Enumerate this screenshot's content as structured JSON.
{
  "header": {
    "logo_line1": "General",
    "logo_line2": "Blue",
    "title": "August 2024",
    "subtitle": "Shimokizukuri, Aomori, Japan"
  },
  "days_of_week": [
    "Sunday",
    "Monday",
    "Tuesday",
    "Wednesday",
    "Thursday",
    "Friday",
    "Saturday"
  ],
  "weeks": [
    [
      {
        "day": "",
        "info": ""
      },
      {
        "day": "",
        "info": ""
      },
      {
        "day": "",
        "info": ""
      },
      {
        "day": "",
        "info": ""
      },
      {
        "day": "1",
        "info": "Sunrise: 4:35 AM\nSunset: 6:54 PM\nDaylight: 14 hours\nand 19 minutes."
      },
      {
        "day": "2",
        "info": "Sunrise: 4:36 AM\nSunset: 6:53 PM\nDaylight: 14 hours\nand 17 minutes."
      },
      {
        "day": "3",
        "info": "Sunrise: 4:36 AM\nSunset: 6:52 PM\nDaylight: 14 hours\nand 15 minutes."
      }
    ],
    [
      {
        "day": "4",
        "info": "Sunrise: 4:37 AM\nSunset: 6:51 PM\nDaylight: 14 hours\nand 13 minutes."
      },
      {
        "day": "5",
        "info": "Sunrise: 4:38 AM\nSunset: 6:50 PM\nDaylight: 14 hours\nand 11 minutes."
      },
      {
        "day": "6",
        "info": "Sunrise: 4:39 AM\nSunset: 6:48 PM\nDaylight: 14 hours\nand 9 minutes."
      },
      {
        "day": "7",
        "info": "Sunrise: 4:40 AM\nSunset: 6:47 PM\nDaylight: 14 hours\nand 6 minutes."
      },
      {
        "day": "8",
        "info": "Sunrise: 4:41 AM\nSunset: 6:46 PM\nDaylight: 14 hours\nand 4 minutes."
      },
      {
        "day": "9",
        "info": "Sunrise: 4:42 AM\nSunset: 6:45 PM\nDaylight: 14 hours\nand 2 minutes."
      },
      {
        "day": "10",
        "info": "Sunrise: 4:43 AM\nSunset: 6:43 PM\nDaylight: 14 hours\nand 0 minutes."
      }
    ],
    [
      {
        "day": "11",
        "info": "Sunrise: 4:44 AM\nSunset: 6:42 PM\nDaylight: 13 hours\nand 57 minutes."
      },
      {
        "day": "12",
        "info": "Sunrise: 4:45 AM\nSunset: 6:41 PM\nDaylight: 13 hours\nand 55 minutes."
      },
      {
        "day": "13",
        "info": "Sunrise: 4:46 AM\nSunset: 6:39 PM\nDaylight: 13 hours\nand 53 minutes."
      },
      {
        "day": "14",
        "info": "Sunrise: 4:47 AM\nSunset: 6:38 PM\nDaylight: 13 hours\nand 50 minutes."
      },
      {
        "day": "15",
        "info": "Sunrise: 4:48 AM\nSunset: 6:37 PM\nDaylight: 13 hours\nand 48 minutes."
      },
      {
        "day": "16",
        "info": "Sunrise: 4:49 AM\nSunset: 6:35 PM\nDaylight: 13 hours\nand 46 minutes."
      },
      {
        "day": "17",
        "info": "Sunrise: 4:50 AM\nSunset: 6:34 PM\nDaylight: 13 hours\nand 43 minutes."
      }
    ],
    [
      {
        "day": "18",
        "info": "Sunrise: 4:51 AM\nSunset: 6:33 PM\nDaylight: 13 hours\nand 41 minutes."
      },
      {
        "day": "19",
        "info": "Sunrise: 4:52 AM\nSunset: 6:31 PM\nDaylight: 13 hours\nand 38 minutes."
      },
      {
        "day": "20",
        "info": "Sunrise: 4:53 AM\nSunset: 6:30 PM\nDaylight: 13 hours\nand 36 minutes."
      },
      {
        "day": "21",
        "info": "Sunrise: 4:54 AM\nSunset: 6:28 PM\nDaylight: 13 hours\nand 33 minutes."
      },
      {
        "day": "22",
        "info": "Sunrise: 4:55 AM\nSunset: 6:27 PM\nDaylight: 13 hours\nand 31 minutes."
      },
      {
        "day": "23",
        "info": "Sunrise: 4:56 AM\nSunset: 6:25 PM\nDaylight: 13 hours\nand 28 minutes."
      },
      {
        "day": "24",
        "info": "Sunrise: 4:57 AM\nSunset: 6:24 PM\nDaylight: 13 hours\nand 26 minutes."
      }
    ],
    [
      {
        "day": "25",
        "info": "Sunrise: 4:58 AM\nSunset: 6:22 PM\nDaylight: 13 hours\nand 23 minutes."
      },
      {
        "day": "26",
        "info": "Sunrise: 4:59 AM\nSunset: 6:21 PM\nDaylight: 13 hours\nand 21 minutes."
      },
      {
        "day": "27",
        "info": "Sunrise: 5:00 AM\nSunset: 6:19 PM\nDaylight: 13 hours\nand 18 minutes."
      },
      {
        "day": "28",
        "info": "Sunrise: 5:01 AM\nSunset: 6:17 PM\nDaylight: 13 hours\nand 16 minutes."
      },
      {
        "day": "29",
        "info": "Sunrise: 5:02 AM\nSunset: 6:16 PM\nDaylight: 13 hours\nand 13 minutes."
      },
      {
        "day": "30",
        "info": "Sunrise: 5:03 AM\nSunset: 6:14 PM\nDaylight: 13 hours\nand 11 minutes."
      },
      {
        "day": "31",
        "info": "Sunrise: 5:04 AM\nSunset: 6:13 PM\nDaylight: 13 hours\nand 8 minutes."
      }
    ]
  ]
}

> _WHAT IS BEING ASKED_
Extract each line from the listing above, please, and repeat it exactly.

> _EXPECTED ANSWER_
Enumerate this screenshot's content as structured JSON.
{
  "header": {
    "logo_line1": "General",
    "logo_line2": "Blue",
    "title": "August 2024",
    "subtitle": "Shimokizukuri, Aomori, Japan"
  },
  "days_of_week": [
    "Sunday",
    "Monday",
    "Tuesday",
    "Wednesday",
    "Thursday",
    "Friday",
    "Saturday"
  ],
  "weeks": [
    [
      {
        "day": "",
        "info": ""
      },
      {
        "day": "",
        "info": ""
      },
      {
        "day": "",
        "info": ""
      },
      {
        "day": "",
        "info": ""
      },
      {
        "day": "1",
        "info": "Sunrise: 4:35 AM\nSunset: 6:54 PM\nDaylight: 14 hours\nand 19 minutes."
      },
      {
        "day": "2",
        "info": "Sunrise: 4:36 AM\nSunset: 6:53 PM\nDaylight: 14 hours\nand 17 minutes."
      },
      {
        "day": "3",
        "info": "Sunrise: 4:36 AM\nSunset: 6:52 PM\nDaylight: 14 hours\nand 15 minutes."
      }
    ],
    [
      {
        "day": "4",
        "info": "Sunrise: 4:37 AM\nSunset: 6:51 PM\nDaylight: 14 hours\nand 13 minutes."
      },
      {
        "day": "5",
        "info": "Sunrise: 4:38 AM\nSunset: 6:50 PM\nDaylight: 14 hours\nand 11 minutes."
      },
      {
        "day": "6",
        "info": "Sunrise: 4:39 AM\nSunset: 6:48 PM\nDaylight: 14 hours\nand 9 minutes."
      },
      {
        "day": "7",
        "info": "Sunrise: 4:40 AM\nSunset: 6:47 PM\nDaylight: 14 hours\nand 6 minutes."
      },
      {
        "day": "8",
        "info": "Sunrise: 4:41 AM\nSunset: 6:46 PM\nDaylight: 14 hours\nand 4 minutes."
      },
      {
        "day": "9",
        "info": "Sunrise: 4:42 AM\nSunset: 6:45 PM\nDaylight: 14 hours\nand 2 minutes."
      },
      {
        "day": "10",
        "info": "Sunrise: 4:43 AM\nSunset: 6:43 PM\nDaylight: 14 hours\nand 0 minutes."
      }
    ],
    [
      {
        "day": "11",
        "info": "Sunrise: 4:44 AM\nSunset: 6:42 PM\nDaylight: 13 hours\nand 57 minutes."
      },
      {
        "day": "12",
        "info": "Sunrise: 4:45 AM\nSunset: 6:41 PM\nDaylight: 13 hours\nand 55 minutes."
      },
      {
        "day": "13",
        "info": "Sunrise: 4:46 AM\nSunset: 6:39 PM\nDaylight: 13 hours\nand 53 minutes."
      },
      {
        "day": "14",
        "info": "Sunrise: 4:47 AM\nSunset: 6:38 PM\nDaylight: 13 hours\nand 50 minutes."
      },
      {
        "day": "15",
        "info": "Sunrise: 4:48 AM\nSunset: 6:37 PM\nDaylight: 13 hours\nand 48 minutes."
      },
      {
        "day": "16",
        "info": "Sunrise: 4:49 AM\nSunset: 6:35 PM\nDaylight: 13 hours\nand 46 minutes."
      },
      {
        "day": "17",
        "info": "Sunrise: 4:50 AM\nSunset: 6:34 PM\nDaylight: 13 hours\nand 43 minutes."
      }
    ],
    [
      {
        "day": "18",
        "info": "Sunrise: 4:51 AM\nSunset: 6:33 PM\nDaylight: 13 hours\nand 41 minutes."
      },
      {
        "day": "19",
        "info": "Sunrise: 4:52 AM\nSunset: 6:31 PM\nDaylight: 13 hours\nand 38 minutes."
      },
      {
        "day": "20",
        "info": "Sunrise: 4:53 AM\nSunset: 6:30 PM\nDaylight: 13 hours\nand 36 minutes."
      },
      {
        "day": "21",
        "info": "Sunrise: 4:54 AM\nSunset: 6:28 PM\nDaylight: 13 hours\nand 33 minutes."
      },
      {
        "day": "22",
        "info": "Sunrise: 4:55 AM\nSunset: 6:27 PM\nDaylight: 13 hours\nand 31 minutes."
      },
      {
        "day": "23",
        "info": "Sunrise: 4:56 AM\nSunset: 6:25 PM\nDaylight: 13 hours\nand 28 minutes."
      },
      {
        "day": "24",
        "info": "Sunrise: 4:57 AM\nSunset: 6:24 PM\nDaylight: 13 hours\nand 26 minutes."
      }
    ],
    [
      {
        "day": "25",
        "info": "Sunrise: 4:58 AM\nSunset: 6:22 PM\nDaylight: 13 hours\nand 23 minutes."
      },
      {
        "day": "26",
        "info": "Sunrise: 4:59 AM\nSunset: 6:21 PM\nDaylight: 13 hours\nand 21 minutes."
      },
      {
        "day": "27",
        "info": "Sunrise: 5:00 AM\nSunset: 6:19 PM\nDaylight: 13 hours\nand 18 minutes."
      },
      {
        "day": "28",
        "info": "Sunrise: 5:01 AM\nSunset: 6:17 PM\nDaylight: 13 hours\nand 16 minutes."
      },
      {
        "day": "29",
        "info": "Sunrise: 5:02 AM\nSunset: 6:16 PM\nDaylight: 13 hours\nand 13 minutes."
      },
      {
        "day": "30",
        "info": "Sunrise: 5:03 AM\nSunset: 6:14 PM\nDaylight: 13 hours\nand 11 minutes."
      },
      {
        "day": "31",
        "info": "Sunrise: 5:04 AM\nSunset: 6:13 PM\nDaylight: 13 hours\nand 8 minutes."
      }
    ]
  ]
}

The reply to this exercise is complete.